    Among the human heme-peroxidase family, myeloperoxidase (MPO) has a unique disulfide-linked oligomeric structure resulting from multi-step processing of the pro-protein monomer (proMPO) after it exits the endoplasmic reticulum (ER). Related family members undergo some, but not all, of the processing steps involved with formation of mature MPO. Lactoperoxidase has its pro-domain proteolytically removed and is a monomer in its mature form. Eosinophil peroxidase undergoes proteolytic removal of its pro-domain followed by proteolytic separation into heavy and light chains and is a heterodimer. However, only MPO undergoes both these proteolytic modifications and then is further oligomerized into a heterotetramer by a single inter-molecular disulfide bond. The details of how and where the post-ER processing steps of MPO occur are incompletely understood. We report here that T47D breast cancer cells stably transfected with an MPO expression plasmid are able to efficiently replicate all of the processing steps that lead to formation of the mature MPO heterotetramer. MPO also traffics to the lysosome granules of T47D cells where it accumulates, allowing in-depth immunofluorescent microscopy studies of MPO trafficking and storage for the first time. Using this novel cell model we show that formation of MPO’s single inter-molecular disulfide bond can occur normally in the absence of the proteolytic events that lead to separation of the MPO heavy and light chains. We further demonstrate that Cys319, which forms MPO’s unique inter-molecular disulfide bond, is important for events that precede this step. Mutation of this residue alters the glycosylation and catalytic activity of MPO and blocks its entry into the endocytic pathway where proteolytic processing and disulfide bonding occur. Finally, using the endocytic trafficking of lysosomal hydrolases as a guide, we investigate the role of candidate receptors in the endocytic trafficking of MPO. PMID:26890638

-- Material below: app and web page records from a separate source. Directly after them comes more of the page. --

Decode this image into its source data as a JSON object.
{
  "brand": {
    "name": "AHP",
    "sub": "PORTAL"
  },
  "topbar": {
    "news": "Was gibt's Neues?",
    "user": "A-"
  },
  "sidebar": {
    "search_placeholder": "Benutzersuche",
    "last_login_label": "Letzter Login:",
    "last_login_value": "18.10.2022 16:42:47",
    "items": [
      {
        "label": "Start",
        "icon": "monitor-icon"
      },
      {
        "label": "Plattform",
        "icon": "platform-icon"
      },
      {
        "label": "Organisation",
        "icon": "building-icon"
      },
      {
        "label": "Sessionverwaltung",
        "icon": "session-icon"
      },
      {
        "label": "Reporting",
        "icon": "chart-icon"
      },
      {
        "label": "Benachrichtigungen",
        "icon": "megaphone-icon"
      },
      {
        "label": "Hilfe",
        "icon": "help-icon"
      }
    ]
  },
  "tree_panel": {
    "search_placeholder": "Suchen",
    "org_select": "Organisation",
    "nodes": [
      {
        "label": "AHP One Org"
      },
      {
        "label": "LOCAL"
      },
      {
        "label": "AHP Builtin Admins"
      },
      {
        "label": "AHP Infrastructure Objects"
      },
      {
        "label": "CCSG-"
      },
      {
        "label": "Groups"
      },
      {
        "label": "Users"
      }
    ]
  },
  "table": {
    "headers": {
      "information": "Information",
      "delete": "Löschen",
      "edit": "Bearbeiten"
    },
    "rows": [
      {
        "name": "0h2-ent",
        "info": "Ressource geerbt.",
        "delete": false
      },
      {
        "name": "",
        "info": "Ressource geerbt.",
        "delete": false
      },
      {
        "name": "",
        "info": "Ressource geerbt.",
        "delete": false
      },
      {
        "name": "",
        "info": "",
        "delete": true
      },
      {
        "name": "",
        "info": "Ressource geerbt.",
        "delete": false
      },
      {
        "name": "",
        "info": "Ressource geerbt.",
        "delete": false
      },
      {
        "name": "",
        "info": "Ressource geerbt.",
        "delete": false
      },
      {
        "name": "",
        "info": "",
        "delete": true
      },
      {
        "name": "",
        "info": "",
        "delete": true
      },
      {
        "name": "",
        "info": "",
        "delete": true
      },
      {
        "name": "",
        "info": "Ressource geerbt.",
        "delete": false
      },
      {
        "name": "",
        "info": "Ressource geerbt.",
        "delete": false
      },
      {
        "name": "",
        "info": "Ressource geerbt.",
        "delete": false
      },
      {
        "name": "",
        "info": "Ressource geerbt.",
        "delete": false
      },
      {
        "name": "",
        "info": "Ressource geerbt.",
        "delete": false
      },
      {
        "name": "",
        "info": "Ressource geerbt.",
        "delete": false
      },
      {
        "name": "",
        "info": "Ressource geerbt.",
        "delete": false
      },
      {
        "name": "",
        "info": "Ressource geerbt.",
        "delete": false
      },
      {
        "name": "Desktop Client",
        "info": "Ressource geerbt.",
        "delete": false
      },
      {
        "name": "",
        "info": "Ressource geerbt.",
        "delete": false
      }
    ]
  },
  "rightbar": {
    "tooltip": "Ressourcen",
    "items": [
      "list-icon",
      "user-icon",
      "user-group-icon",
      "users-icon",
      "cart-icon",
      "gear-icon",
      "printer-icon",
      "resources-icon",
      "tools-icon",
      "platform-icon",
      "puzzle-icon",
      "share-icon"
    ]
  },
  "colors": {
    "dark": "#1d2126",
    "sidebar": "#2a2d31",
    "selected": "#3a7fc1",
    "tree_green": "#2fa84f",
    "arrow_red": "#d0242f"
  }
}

  18. Oral Interpretation of C.S. Lewis'"Narnia Tales": A Refracting of "Pictures."

    ERIC Educational Resources Information Center

    Keefe, Carolyn

    "The Chronicles of Narnia" are a series of seven fairy tales written by C.S. Lewis that have become popular with both children and adults. Lewis points to five aspects of the fairy tale form that made the form suitable for expressing the images he saw. The aspects are: (1) no love interest; (2) no close psychology; (3) severe restraints on…

  19. Mathematics, Art, Research, Collaboration, and Storytelling: The High M.A.R.C.S. Project

    ERIC Educational Resources Information Center

    Reilly, Edel M.; Pagnucci, Gian S.

    2007-01-01

    This article describes a curriculum integration project designed to help students better contextualize their learning: The High M.A.R.C.S. Project linked mathematics, art, research, collaboration, and storytelling. The article explains the project in detail, discusses sample student work from the project, and describes how the project work was…

  20. P.H.Y.S.I.C.S. Can Be Done!

    ERIC Educational Resources Information Center

    Spangler, Lois

    2004-01-01

    P.H.Y.S.I.C.S. (Physics Headstart Yearlong Science Inquiry at Central School) is a series of inquiry investigations and science activities designed to motivate students and teachers and develop a love of physics in our rural agricultural community. The program?s approach infuses physics into the science curriculum while capitalizing on our…